→ What is required: For each line of the listing below that contains the string "label", copy the line.

→ Data extract:
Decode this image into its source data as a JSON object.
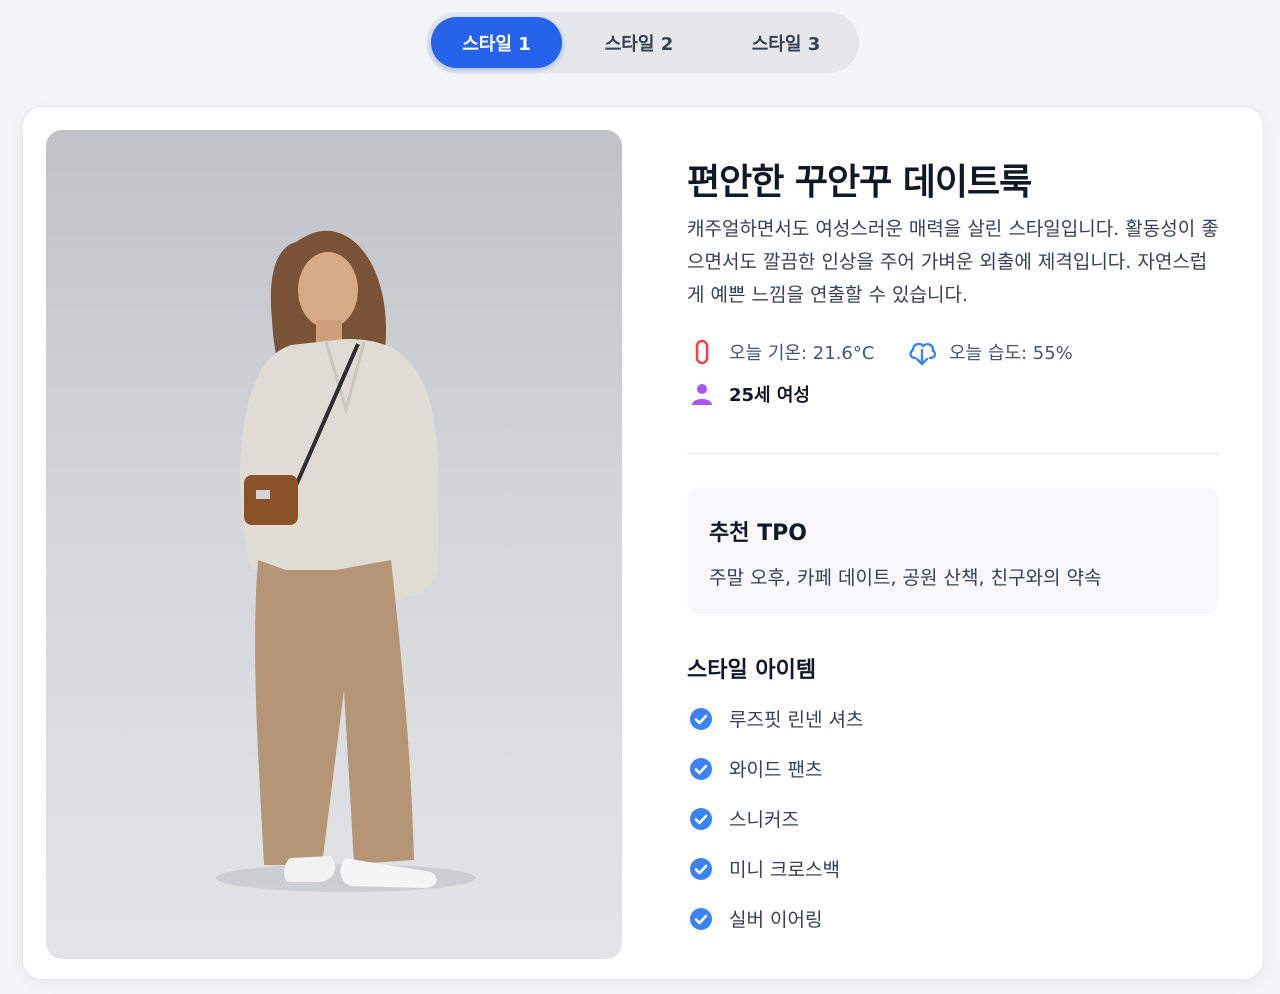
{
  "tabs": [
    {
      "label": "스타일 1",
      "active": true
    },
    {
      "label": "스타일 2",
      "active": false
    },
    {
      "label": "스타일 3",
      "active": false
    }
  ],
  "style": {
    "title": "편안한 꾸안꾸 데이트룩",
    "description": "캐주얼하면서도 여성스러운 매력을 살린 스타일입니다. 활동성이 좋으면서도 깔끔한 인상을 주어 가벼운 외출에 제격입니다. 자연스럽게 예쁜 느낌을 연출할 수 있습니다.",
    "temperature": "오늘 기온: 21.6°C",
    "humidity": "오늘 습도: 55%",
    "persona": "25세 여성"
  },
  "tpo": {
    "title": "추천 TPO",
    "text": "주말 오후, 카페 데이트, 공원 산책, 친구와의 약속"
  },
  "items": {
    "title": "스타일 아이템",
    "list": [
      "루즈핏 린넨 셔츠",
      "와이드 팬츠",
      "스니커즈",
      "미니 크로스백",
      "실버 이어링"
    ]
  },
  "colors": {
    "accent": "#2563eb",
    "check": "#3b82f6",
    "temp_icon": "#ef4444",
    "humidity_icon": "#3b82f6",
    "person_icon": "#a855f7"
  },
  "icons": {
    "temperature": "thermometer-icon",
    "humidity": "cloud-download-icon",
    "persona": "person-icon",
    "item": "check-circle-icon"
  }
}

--

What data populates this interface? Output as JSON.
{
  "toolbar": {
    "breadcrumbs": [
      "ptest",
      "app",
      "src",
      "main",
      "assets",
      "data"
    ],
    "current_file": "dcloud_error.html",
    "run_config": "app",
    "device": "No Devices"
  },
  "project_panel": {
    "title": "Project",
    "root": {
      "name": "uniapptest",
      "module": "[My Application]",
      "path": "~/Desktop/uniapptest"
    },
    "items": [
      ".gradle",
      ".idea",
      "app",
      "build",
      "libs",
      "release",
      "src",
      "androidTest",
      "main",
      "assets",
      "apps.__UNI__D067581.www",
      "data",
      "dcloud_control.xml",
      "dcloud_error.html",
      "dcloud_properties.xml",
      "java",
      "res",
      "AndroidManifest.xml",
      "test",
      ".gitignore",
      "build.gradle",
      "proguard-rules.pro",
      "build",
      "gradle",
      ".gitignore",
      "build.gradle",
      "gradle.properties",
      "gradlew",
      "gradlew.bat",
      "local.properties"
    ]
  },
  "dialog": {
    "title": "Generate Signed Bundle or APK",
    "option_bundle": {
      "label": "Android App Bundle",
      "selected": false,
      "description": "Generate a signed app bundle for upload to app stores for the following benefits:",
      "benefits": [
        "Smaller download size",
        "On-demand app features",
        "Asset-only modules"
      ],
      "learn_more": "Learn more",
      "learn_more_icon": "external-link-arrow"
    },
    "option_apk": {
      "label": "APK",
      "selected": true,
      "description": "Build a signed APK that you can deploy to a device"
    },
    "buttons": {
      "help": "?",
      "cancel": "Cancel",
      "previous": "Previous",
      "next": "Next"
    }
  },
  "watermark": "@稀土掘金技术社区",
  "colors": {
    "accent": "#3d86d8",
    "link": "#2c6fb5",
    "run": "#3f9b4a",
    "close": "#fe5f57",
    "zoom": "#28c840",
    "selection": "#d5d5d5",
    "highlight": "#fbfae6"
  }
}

→ Task answer:
      "label": "스타일 1",
      "label": "스타일 2",
      "label": "스타일 3",
      "label": "Android App Bundle",
      "label": "APK",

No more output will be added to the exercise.